* Problem requirements *
Repeat every record exactly, but keep images out of the copy.

*** Opening Supplied records ***

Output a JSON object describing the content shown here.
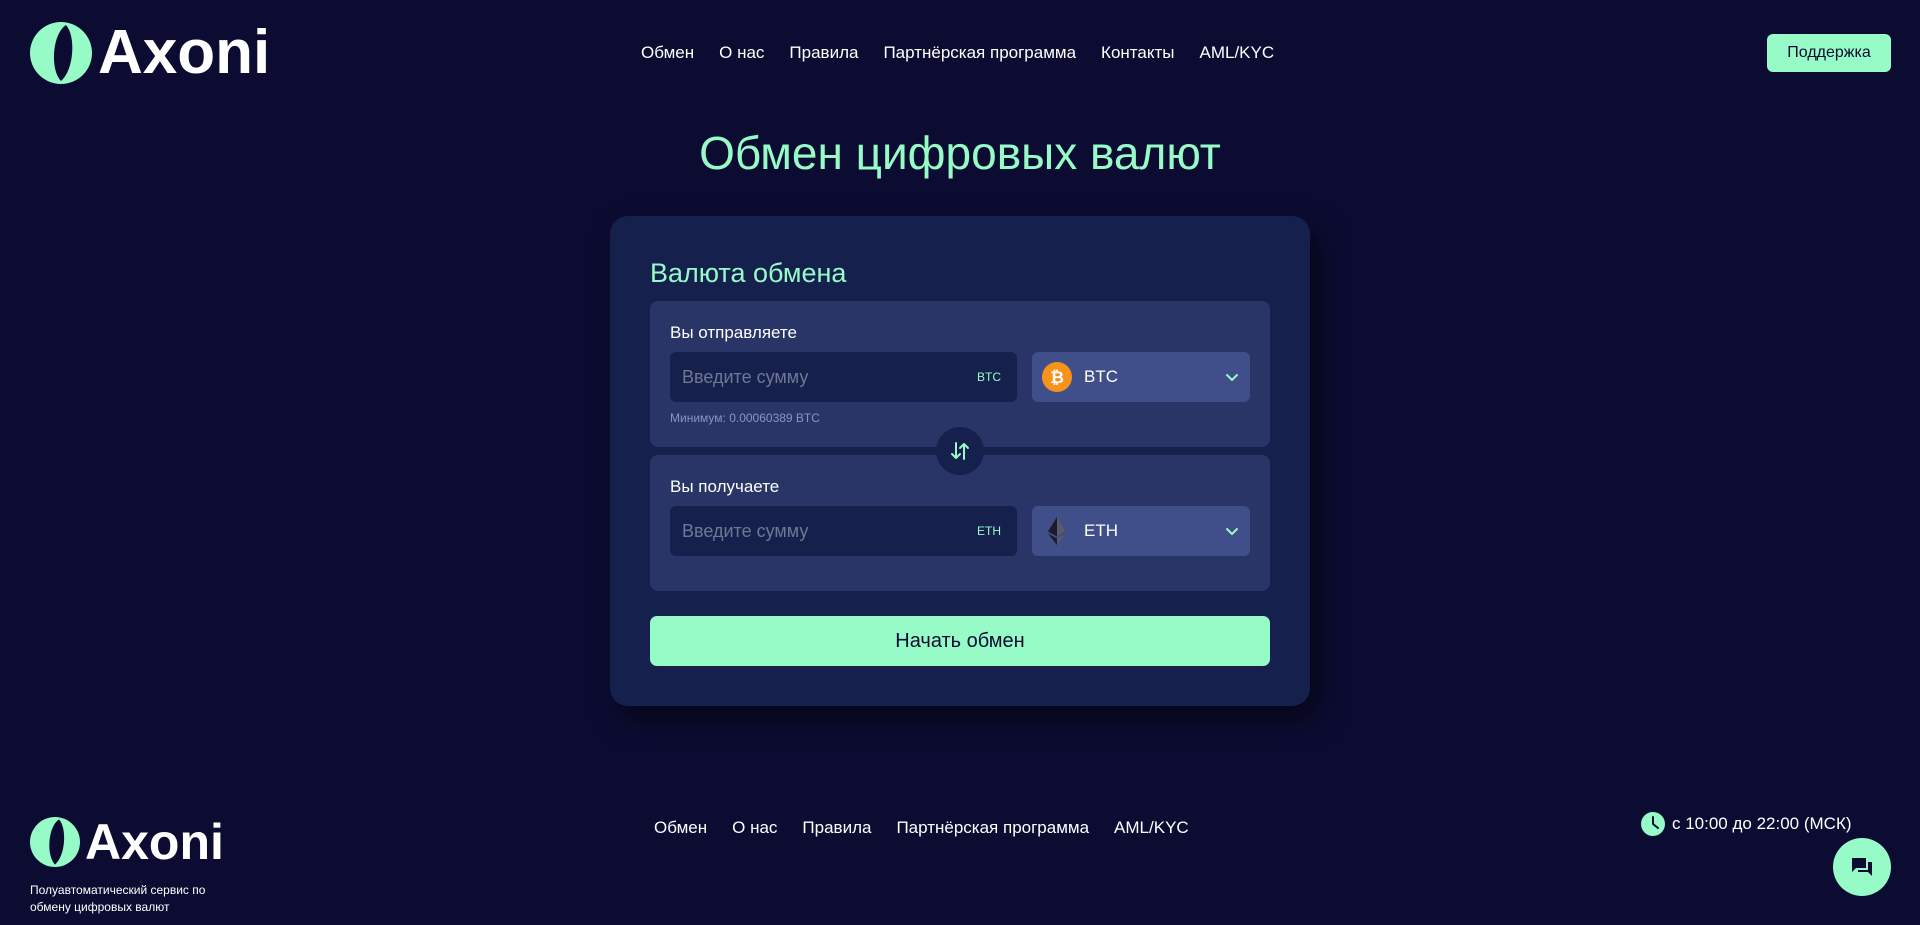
{
  "brand": {
    "name": "Axoni",
    "accent": "#96fbc7",
    "background": "#0c0c33"
  },
  "header": {
    "nav": [
      "Обмен",
      "О нас",
      "Правила",
      "Партнёрская программа",
      "Контакты",
      "AML/KYC"
    ],
    "support_label": "Поддержка"
  },
  "main": {
    "title": "Обмен цифровых валют",
    "card": {
      "title": "Валюта обмена",
      "send": {
        "label": "Вы отправляете",
        "placeholder": "Введите сумму",
        "unit": "BTC",
        "min_note": "Минимум: 0.00060389 BTC",
        "currency": "BTC",
        "icon": "bitcoin-icon"
      },
      "receive": {
        "label": "Вы получаете",
        "placeholder": "Введите сумму",
        "unit": "ETH",
        "currency": "ETH",
        "icon": "ethereum-icon"
      },
      "swap_icon": "swap-arrows-icon",
      "submit_label": "Начать обмен"
    }
  },
  "footer": {
    "tagline": "Полуавтоматический сервис по обмену цифровых валют",
    "nav": [
      "Обмен",
      "О нас",
      "Правила",
      "Партнёрская программа",
      "AML/KYC"
    ],
    "hours": "с 10:00 до 22:00 (МСК)",
    "chat_icon": "chat-icon"
  }
}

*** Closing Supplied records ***

* Response *
Output a JSON object describing the content shown here.
{
  "brand": {
    "name": "Axoni",
    "accent": "#96fbc7",
    "background": "#0c0c33"
  },
  "header": {
    "nav": [
      "Обмен",
      "О нас",
      "Правила",
      "Партнёрская программа",
      "Контакты",
      "AML/KYC"
    ],
    "support_label": "Поддержка"
  },
  "main": {
    "title": "Обмен цифровых валют",
    "card": {
      "title": "Валюта обмена",
      "send": {
        "label": "Вы отправляете",
        "placeholder": "Введите сумму",
        "unit": "BTC",
        "min_note": "Минимум: 0.00060389 BTC",
        "currency": "BTC",
        "icon": "bitcoin-icon"
      },
      "receive": {
        "label": "Вы получаете",
        "placeholder": "Введите сумму",
        "unit": "ETH",
        "currency": "ETH",
        "icon": "ethereum-icon"
      },
      "swap_icon": "swap-arrows-icon",
      "submit_label": "Начать обмен"
    }
  },
  "footer": {
    "tagline": "Полуавтоматический сервис по обмену цифровых валют",
    "nav": [
      "Обмен",
      "О нас",
      "Правила",
      "Партнёрская программа",
      "AML/KYC"
    ],
    "hours": "с 10:00 до 22:00 (МСК)",
    "chat_icon": "chat-icon"
  }
}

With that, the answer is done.